The Los Angeles County Museum of Art (LACMA) is home to some pretty iconic public displays of art as well as an incredible collection that spans the history of American and International art.
The museum is notable for its outdoor sculptural works including Urban Light, a grid of lamp posts that light up at night by Chris Burden, and Levitated Mass, a monolithic rock suspended above a walkway, by Michael Heizer. These will remain, along with some of the pre-existing main exhibition spaces.
But the current gallery, originally built in the 60’s, is about to undergo a controversial redevelopment. Here we decode what’s planned for the future look of this art institution, as well as the existing aesthetic.
Pritzker Prize–winning architect Peter Zumthor is the mind behind the new version of LACMA.
Zumthor’s initial renders revealed a black exterior that was designed to mimic the nearby La Brea Tar Pits, where black asphalt naturally seeps from the earth. However criticism caused him to reverse that decision and opt for a more neutral colour on the almost S-shaped building.
The new building features a span over the famous Wilshire Boulevard, inviting the traffic to pass underneath.
Some of the older buildings being razed to make way for the new wing were designed by another notable architect, William Pereira. But in keeping with the overall mood, Modernism remains the style of choice for Zumthor. The existing ‘campus’ features structures that follow different schools of Modernist design.
Though we’re worlds away from LACMA, and visiting the site is out of the question for the foreseeable future, we applaud the new vision.
Having recently undergone our own re-envisioning, a pared back look with natural textures allows the art (or in our case, stone and tiles) to really shine.
Modernism has always been a close favourite of ours, and lends itself well to the use of natural materials like stone with raw or polished finishes in stark tones like black, white or beige.
Get the Look

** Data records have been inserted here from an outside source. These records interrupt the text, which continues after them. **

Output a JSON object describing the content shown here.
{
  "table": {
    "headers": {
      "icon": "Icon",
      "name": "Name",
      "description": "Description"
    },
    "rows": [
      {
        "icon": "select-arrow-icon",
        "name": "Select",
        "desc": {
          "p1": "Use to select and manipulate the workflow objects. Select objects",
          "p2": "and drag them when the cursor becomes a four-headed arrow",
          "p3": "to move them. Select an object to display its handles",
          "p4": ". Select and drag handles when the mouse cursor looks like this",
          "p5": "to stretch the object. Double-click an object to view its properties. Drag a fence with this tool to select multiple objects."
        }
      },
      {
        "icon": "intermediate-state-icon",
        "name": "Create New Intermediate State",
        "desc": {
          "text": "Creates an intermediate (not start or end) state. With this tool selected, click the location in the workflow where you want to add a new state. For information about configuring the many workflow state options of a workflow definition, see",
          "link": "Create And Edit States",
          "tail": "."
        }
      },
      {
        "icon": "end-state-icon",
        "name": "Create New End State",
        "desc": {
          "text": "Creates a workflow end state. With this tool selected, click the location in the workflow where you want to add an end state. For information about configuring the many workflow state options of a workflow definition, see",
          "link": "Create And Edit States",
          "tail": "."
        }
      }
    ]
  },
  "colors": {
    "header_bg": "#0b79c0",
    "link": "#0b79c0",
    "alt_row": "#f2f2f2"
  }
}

Renders of the proposed design show a very neutral colour scheme with muted flourishes and a minimalist approach. Curved and curtain walls will offer views of the gallery grounds and the wider LA area.
Organic textures and materials look to be the dressing for the interiors. Think concrete panels, limestone and rammed earth. Curves are also a great feature and emphasise the organic, and natural feel of Zumthor’s design.
If you’re wanting to mimic a similar aesthetic at home, our Limestone collection would suit the look perfectly. We’d recommend you try adopting in Concrete-look tiles to create contrast in spaces. Highlight these elements with natural lighting thanks to floor-to-ceiling windows.
If you can’t completely renovate, include curved furniture or objects instead. Curved interior walls are also a big trend in interior design at the moment.